(ENTRIES PROVIDED)
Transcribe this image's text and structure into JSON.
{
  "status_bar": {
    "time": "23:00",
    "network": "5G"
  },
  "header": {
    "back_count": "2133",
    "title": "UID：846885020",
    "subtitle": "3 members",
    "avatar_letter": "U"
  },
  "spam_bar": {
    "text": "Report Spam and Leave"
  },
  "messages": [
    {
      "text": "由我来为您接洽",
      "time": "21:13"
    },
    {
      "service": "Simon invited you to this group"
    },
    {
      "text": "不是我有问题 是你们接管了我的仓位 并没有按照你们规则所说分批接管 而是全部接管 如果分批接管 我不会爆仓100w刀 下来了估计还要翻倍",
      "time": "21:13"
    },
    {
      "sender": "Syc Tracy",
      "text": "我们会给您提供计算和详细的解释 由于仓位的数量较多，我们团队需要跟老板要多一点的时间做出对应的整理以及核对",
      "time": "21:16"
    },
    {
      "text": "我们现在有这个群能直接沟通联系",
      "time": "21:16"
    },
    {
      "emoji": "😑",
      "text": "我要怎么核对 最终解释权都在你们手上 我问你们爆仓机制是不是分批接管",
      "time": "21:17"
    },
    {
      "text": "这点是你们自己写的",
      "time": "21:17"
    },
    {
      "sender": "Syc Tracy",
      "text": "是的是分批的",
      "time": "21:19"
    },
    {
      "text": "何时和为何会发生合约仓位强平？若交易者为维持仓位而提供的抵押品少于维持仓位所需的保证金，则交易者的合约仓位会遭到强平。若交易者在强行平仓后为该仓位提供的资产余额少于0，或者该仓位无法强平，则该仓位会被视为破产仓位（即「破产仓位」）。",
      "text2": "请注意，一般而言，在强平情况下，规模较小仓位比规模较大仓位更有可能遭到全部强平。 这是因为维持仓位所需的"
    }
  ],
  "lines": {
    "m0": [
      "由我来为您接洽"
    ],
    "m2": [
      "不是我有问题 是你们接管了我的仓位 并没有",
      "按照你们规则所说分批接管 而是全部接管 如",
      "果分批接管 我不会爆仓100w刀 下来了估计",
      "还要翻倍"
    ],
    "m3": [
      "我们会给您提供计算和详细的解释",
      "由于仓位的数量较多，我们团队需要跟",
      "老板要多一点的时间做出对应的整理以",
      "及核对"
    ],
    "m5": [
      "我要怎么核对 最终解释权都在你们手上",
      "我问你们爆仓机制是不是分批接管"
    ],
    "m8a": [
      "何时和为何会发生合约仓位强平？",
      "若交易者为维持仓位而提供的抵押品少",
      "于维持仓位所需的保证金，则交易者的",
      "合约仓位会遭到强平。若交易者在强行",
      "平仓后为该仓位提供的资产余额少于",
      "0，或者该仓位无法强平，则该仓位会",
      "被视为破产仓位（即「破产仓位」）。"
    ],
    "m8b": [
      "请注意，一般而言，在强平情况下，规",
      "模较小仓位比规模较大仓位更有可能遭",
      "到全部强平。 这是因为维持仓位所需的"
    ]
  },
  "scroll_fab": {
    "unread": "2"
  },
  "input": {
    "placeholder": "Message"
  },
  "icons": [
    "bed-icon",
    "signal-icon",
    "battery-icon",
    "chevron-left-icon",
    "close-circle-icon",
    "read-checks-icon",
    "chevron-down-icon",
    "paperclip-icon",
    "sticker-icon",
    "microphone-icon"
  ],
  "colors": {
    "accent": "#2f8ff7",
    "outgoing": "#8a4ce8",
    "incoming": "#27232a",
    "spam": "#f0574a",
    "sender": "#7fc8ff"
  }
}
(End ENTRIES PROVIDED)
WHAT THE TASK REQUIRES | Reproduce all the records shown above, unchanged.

EXERCISE RESULT |
Transcribe this image's text and structure into JSON.
{
  "status_bar": {
    "time": "23:00",
    "network": "5G"
  },
  "header": {
    "back_count": "2133",
    "title": "UID：846885020",
    "subtitle": "3 members",
    "avatar_letter": "U"
  },
  "spam_bar": {
    "text": "Report Spam and Leave"
  },
  "messages": [
    {
      "text": "由我来为您接洽",
      "time": "21:13"
    },
    {
      "service": "Simon invited you to this group"
    },
    {
      "text": "不是我有问题 是你们接管了我的仓位 并没有按照你们规则所说分批接管 而是全部接管 如果分批接管 我不会爆仓100w刀 下来了估计还要翻倍",
      "time": "21:13"
    },
    {
      "sender": "Syc Tracy",
      "text": "我们会给您提供计算和详细的解释 由于仓位的数量较多，我们团队需要跟老板要多一点的时间做出对应的整理以及核对",
      "time": "21:16"
    },
    {
      "text": "我们现在有这个群能直接沟通联系",
      "time": "21:16"
    },
    {
      "emoji": "😑",
      "text": "我要怎么核对 最终解释权都在你们手上 我问你们爆仓机制是不是分批接管",
      "time": "21:17"
    },
    {
      "text": "这点是你们自己写的",
      "time": "21:17"
    },
    {
      "sender": "Syc Tracy",
      "text": "是的是分批的",
      "time": "21:19"
    },
    {
      "text": "何时和为何会发生合约仓位强平？若交易者为维持仓位而提供的抵押品少于维持仓位所需的保证金，则交易者的合约仓位会遭到强平。若交易者在强行平仓后为该仓位提供的资产余额少于0，或者该仓位无法强平，则该仓位会被视为破产仓位（即「破产仓位」）。",
      "text2": "请注意，一般而言，在强平情况下，规模较小仓位比规模较大仓位更有可能遭到全部强平。 这是因为维持仓位所需的"
    }
  ],
  "lines": {
    "m0": [
      "由我来为您接洽"
    ],
    "m2": [
      "不是我有问题 是你们接管了我的仓位 并没有",
      "按照你们规则所说分批接管 而是全部接管 如",
      "果分批接管 我不会爆仓100w刀 下来了估计",
      "还要翻倍"
    ],
    "m3": [
      "我们会给您提供计算和详细的解释",
      "由于仓位的数量较多，我们团队需要跟",
      "老板要多一点的时间做出对应的整理以",
      "及核对"
    ],
    "m5": [
      "我要怎么核对 最终解释权都在你们手上",
      "我问你们爆仓机制是不是分批接管"
    ],
    "m8a": [
      "何时和为何会发生合约仓位强平？",
      "若交易者为维持仓位而提供的抵押品少",
      "于维持仓位所需的保证金，则交易者的",
      "合约仓位会遭到强平。若交易者在强行",
      "平仓后为该仓位提供的资产余额少于",
      "0，或者该仓位无法强平，则该仓位会",
      "被视为破产仓位（即「破产仓位」）。"
    ],
    "m8b": [
      "请注意，一般而言，在强平情况下，规",
      "模较小仓位比规模较大仓位更有可能遭",
      "到全部强平。 这是因为维持仓位所需的"
    ]
  },
  "scroll_fab": {
    "unread": "2"
  },
  "input": {
    "placeholder": "Message"
  },
  "icons": [
    "bed-icon",
    "signal-icon",
    "battery-icon",
    "chevron-left-icon",
    "close-circle-icon",
    "read-checks-icon",
    "chevron-down-icon",
    "paperclip-icon",
    "sticker-icon",
    "microphone-icon"
  ],
  "colors": {
    "accent": "#2f8ff7",
    "outgoing": "#8a4ce8",
    "incoming": "#27232a",
    "spam": "#f0574a",
    "sender": "#7fc8ff"
  }
}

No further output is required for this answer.